▶ Exercise details:
Report how many lines of these entries hold the string "data"; reply with the number alone.

▶ Input:
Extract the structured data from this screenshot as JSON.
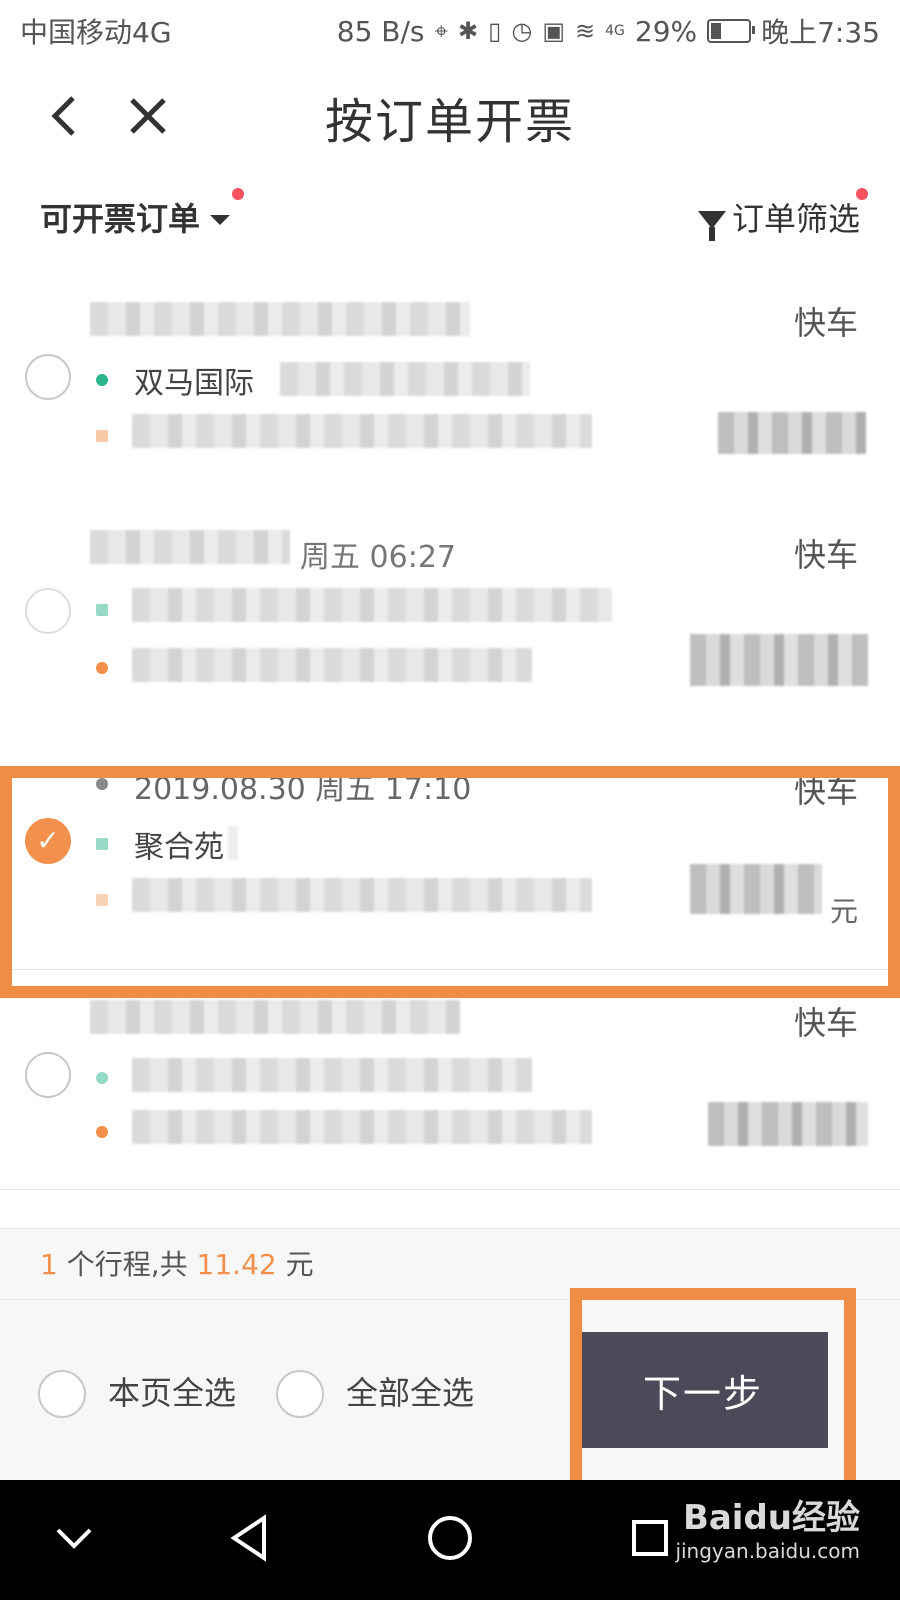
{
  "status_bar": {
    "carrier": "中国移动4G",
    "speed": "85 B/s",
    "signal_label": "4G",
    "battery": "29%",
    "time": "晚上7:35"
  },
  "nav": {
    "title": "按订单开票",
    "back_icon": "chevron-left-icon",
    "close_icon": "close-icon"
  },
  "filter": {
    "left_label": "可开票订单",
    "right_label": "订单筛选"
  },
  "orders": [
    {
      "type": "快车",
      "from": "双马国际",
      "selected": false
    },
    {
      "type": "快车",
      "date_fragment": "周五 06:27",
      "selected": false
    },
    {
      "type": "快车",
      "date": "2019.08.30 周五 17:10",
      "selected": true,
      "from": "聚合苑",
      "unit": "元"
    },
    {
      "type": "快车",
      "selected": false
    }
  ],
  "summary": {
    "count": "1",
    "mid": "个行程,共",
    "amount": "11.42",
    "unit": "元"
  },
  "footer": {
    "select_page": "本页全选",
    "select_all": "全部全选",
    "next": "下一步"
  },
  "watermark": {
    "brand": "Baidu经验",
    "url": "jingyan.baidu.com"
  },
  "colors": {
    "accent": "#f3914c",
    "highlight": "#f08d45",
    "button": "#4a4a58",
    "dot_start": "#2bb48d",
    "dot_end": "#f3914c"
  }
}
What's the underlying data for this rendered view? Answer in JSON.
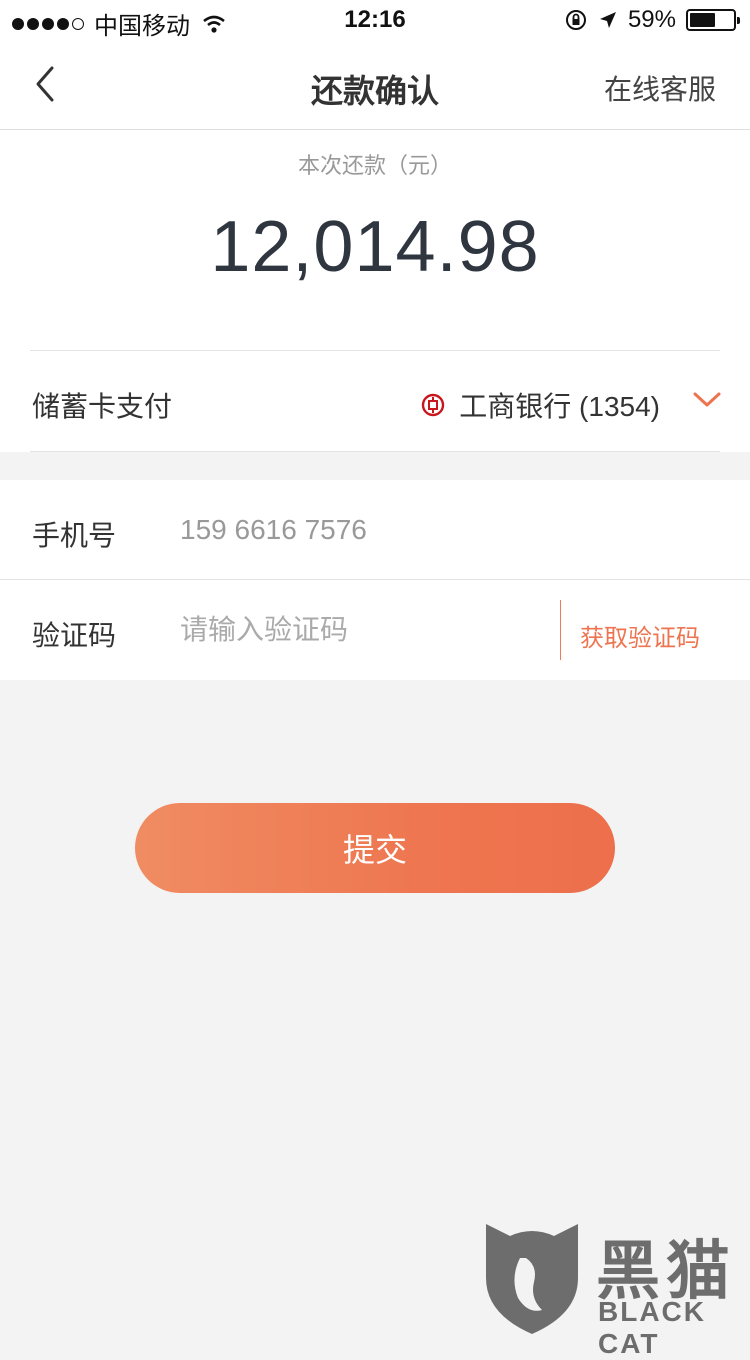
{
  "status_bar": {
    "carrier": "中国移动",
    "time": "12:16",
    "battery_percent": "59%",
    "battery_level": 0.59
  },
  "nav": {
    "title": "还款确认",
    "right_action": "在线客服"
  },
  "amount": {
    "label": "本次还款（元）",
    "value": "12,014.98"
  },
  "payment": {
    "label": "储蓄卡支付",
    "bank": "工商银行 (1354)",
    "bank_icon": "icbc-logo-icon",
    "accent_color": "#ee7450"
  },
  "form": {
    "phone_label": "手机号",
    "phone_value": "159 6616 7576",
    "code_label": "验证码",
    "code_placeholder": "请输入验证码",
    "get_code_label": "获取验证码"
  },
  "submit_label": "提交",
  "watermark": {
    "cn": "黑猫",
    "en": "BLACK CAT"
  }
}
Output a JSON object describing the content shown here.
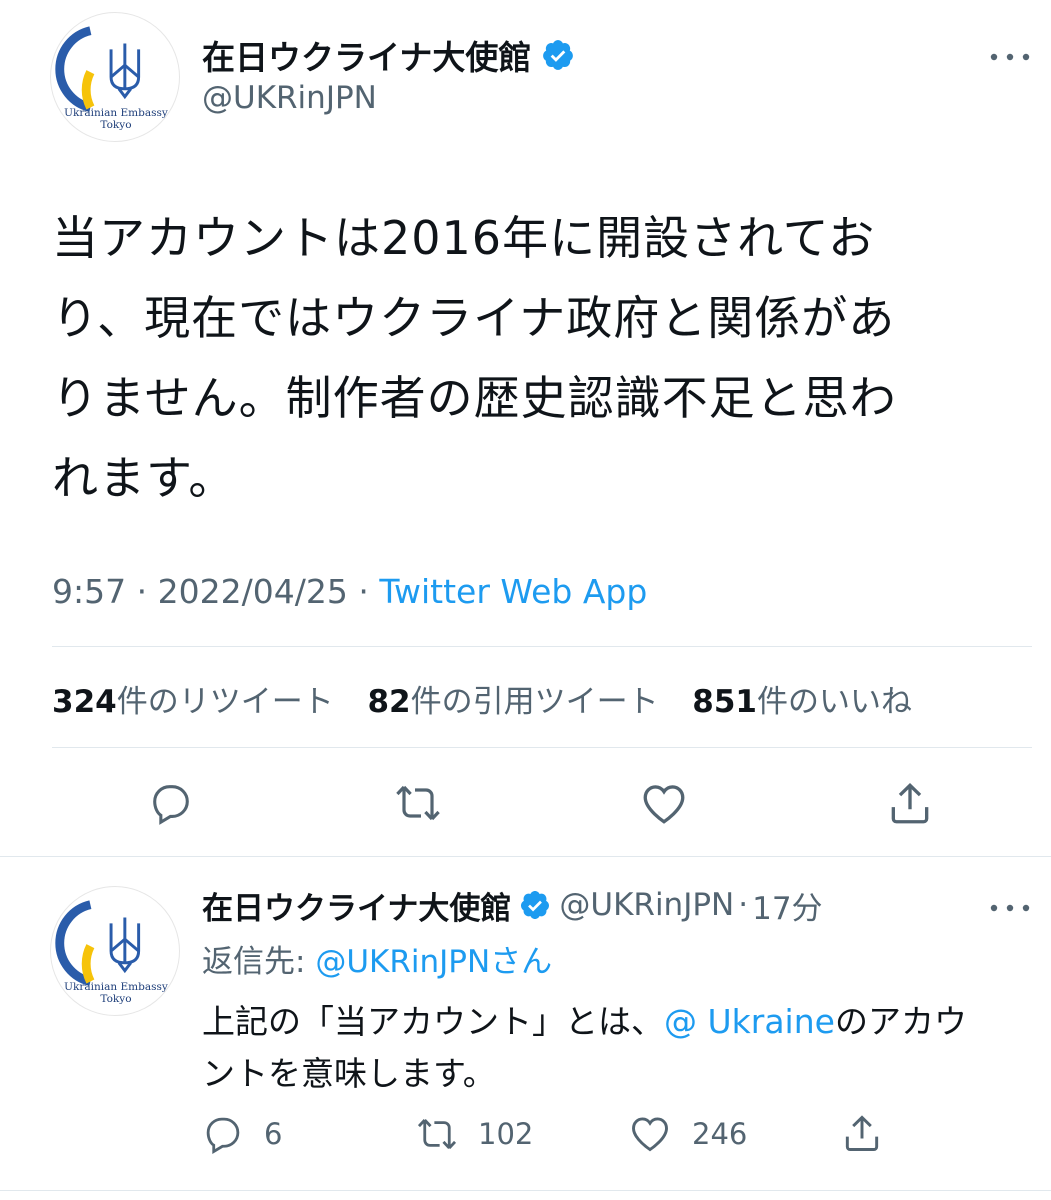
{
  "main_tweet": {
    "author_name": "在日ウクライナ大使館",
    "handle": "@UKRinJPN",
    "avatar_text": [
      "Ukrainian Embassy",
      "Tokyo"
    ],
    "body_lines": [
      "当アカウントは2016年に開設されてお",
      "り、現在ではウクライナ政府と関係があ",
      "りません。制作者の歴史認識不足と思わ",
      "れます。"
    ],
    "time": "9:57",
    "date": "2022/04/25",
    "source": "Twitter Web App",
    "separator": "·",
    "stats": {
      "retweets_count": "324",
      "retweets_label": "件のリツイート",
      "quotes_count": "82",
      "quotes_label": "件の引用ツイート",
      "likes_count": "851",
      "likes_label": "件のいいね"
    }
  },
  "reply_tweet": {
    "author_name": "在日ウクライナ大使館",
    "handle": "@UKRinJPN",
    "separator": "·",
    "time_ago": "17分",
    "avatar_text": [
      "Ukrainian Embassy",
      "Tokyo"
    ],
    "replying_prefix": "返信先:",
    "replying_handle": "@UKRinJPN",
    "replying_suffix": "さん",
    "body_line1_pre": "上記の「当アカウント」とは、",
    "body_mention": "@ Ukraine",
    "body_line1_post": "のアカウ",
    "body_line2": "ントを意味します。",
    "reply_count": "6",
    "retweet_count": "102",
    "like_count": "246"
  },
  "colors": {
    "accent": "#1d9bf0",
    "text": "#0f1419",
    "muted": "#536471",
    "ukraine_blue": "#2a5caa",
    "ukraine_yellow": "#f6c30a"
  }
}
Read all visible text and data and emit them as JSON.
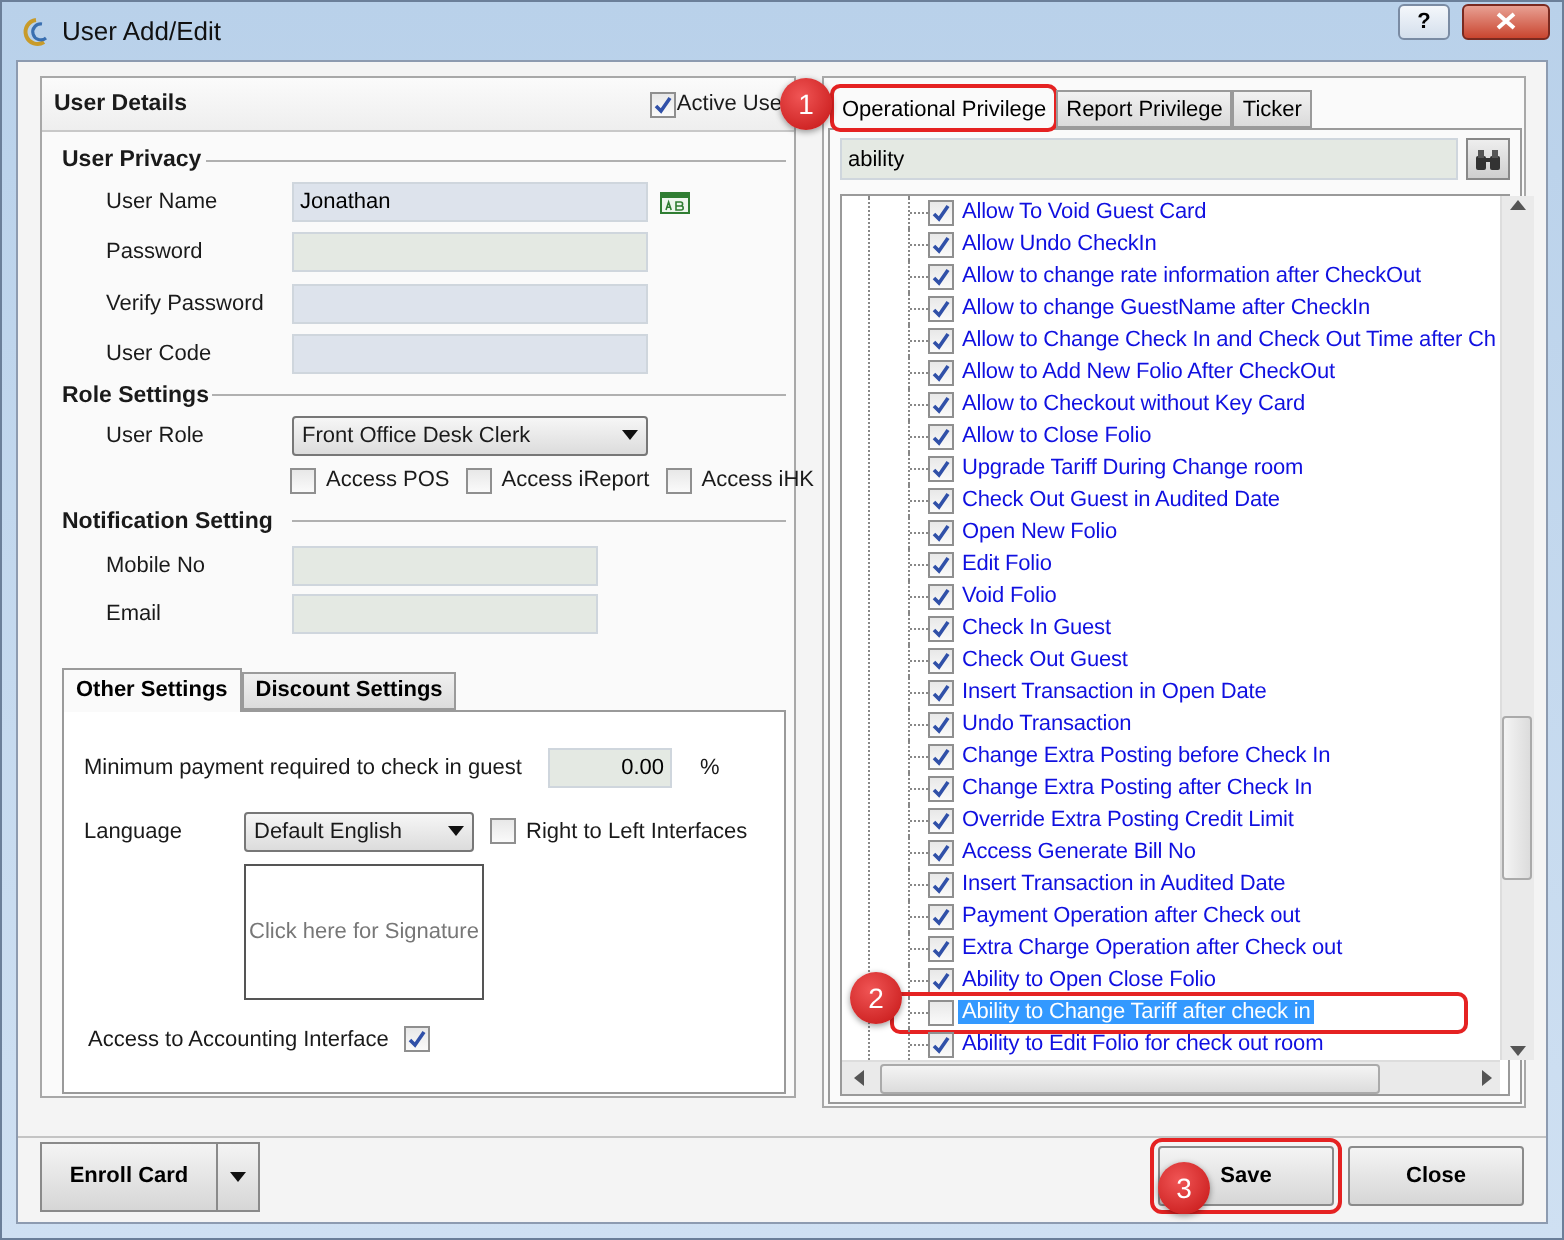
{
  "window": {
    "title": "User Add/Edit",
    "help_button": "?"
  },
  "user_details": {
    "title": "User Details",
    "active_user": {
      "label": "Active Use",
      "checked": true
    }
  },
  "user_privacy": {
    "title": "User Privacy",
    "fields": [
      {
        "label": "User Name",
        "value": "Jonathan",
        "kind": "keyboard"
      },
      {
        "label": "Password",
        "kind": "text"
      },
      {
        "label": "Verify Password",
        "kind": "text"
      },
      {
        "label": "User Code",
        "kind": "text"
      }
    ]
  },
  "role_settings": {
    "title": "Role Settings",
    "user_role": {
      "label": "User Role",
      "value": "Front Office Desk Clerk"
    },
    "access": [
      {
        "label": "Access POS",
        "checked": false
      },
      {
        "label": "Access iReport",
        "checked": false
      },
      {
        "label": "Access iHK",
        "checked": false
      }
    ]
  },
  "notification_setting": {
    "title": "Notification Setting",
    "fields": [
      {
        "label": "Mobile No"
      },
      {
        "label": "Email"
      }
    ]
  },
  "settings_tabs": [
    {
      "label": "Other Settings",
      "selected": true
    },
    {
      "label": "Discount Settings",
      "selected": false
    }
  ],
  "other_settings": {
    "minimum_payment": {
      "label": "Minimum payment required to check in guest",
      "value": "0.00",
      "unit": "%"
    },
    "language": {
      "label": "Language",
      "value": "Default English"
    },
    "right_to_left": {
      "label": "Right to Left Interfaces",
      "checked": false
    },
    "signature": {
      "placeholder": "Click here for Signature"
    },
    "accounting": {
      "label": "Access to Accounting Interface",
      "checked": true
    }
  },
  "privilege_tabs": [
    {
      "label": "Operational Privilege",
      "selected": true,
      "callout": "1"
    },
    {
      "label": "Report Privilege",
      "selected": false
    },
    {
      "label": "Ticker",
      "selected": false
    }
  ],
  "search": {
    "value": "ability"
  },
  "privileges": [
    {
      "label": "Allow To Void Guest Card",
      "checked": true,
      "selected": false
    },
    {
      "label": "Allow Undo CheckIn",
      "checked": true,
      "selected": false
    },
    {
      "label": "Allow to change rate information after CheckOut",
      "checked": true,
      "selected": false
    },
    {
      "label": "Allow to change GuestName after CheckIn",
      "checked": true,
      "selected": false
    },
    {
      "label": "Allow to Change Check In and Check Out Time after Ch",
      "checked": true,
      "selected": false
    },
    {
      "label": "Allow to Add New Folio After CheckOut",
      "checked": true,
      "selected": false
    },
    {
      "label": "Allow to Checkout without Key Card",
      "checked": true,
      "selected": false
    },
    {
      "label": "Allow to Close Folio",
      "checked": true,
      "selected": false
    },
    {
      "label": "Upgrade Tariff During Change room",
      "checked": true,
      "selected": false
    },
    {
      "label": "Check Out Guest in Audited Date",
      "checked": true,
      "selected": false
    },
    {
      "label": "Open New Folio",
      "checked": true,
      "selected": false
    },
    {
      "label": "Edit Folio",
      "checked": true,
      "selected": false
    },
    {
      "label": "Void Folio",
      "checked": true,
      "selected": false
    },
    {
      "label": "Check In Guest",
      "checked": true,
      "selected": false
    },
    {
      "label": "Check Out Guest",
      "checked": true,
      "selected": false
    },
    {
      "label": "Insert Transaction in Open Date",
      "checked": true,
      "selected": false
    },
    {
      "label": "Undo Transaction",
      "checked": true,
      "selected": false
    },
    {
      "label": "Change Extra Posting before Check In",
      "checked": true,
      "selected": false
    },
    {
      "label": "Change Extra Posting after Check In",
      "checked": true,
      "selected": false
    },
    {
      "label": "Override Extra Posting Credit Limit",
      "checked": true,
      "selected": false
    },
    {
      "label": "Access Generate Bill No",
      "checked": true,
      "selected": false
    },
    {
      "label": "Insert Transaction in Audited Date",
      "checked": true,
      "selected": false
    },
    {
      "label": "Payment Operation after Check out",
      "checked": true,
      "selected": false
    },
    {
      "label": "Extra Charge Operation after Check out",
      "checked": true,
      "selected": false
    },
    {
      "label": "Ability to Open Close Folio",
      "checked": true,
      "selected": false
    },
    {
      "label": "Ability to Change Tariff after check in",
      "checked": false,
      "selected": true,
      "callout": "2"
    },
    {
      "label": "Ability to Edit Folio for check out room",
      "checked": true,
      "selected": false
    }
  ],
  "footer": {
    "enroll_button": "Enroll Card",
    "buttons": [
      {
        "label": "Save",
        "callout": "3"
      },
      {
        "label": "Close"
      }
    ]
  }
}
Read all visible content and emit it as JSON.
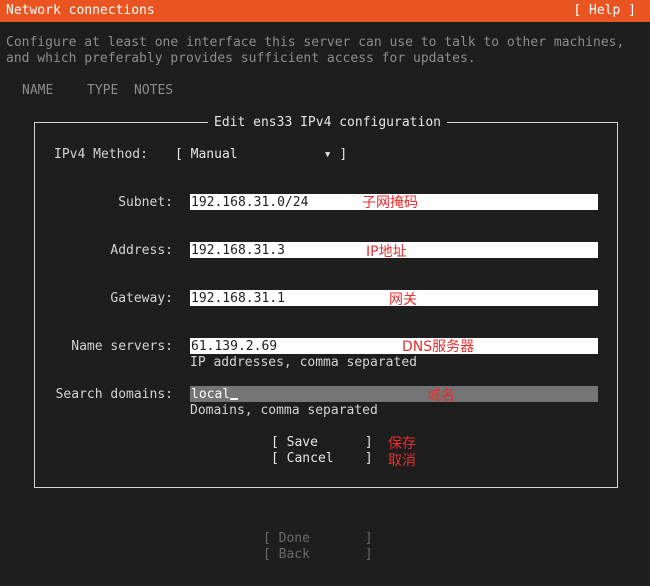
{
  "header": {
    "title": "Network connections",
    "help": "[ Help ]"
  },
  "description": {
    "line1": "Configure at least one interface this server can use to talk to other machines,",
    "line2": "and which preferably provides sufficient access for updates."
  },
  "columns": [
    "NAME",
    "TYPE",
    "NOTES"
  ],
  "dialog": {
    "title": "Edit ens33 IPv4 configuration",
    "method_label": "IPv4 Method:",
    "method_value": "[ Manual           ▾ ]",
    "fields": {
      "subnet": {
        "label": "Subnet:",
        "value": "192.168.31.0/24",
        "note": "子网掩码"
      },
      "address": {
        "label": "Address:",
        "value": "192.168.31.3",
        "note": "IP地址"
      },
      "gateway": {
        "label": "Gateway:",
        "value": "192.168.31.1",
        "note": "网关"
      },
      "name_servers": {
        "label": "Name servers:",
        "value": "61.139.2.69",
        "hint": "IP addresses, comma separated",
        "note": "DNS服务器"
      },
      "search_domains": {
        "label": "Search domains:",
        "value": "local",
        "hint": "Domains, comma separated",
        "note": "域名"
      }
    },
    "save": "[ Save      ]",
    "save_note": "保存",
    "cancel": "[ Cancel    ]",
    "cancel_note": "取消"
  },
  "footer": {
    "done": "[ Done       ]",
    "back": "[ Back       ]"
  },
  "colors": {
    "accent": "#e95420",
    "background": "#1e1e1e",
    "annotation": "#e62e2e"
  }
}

▶ Solution to the exercise:
3